(Beginning of Data provided)

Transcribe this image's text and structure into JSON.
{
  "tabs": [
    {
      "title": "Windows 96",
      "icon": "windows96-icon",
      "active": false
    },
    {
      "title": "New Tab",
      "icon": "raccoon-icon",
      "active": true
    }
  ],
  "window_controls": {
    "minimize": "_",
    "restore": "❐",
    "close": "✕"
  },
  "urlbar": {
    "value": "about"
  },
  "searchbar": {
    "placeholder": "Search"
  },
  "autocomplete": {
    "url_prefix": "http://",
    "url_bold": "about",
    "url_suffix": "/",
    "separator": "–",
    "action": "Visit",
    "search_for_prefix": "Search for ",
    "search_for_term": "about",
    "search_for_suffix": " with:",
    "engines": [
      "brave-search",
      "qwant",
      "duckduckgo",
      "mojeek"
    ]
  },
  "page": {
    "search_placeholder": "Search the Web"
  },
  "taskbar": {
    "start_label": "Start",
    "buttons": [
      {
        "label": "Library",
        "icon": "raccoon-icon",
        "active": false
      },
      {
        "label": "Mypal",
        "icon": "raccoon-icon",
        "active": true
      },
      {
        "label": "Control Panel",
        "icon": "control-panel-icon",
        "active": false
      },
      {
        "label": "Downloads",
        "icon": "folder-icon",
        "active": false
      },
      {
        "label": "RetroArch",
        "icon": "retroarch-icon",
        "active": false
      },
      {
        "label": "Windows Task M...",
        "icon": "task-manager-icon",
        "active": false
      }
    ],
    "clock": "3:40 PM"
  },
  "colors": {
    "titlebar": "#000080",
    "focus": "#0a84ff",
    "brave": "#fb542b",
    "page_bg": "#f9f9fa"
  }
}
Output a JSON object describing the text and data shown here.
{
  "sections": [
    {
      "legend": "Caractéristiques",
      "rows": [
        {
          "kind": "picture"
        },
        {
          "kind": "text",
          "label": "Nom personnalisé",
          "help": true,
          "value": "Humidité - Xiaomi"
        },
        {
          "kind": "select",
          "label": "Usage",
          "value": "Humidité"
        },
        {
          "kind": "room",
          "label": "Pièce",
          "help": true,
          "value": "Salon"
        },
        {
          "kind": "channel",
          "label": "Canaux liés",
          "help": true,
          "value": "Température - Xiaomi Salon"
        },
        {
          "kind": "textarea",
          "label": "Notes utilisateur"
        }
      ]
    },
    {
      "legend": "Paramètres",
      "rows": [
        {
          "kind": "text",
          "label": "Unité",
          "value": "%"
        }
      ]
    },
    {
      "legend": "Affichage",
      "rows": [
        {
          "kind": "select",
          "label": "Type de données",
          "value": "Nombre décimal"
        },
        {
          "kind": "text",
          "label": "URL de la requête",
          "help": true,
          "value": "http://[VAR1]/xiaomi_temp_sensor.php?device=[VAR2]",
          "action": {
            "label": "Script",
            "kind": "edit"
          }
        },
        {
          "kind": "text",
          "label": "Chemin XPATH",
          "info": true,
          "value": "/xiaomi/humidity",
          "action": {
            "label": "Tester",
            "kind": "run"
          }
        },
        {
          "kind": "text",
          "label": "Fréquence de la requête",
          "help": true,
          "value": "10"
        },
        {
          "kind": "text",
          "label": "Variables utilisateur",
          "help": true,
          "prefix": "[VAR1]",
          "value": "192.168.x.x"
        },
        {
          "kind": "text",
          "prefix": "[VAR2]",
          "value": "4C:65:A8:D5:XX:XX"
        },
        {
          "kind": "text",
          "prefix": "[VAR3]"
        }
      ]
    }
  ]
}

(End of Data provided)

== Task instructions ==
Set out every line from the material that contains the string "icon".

== Expected answer ==
      "icon": "windows96-icon",
      "icon": "raccoon-icon",
        "icon": "raccoon-icon",
        "icon": "raccoon-icon",
        "icon": "control-panel-icon",
        "icon": "folder-icon",
        "icon": "retroarch-icon",
        "icon": "task-manager-icon",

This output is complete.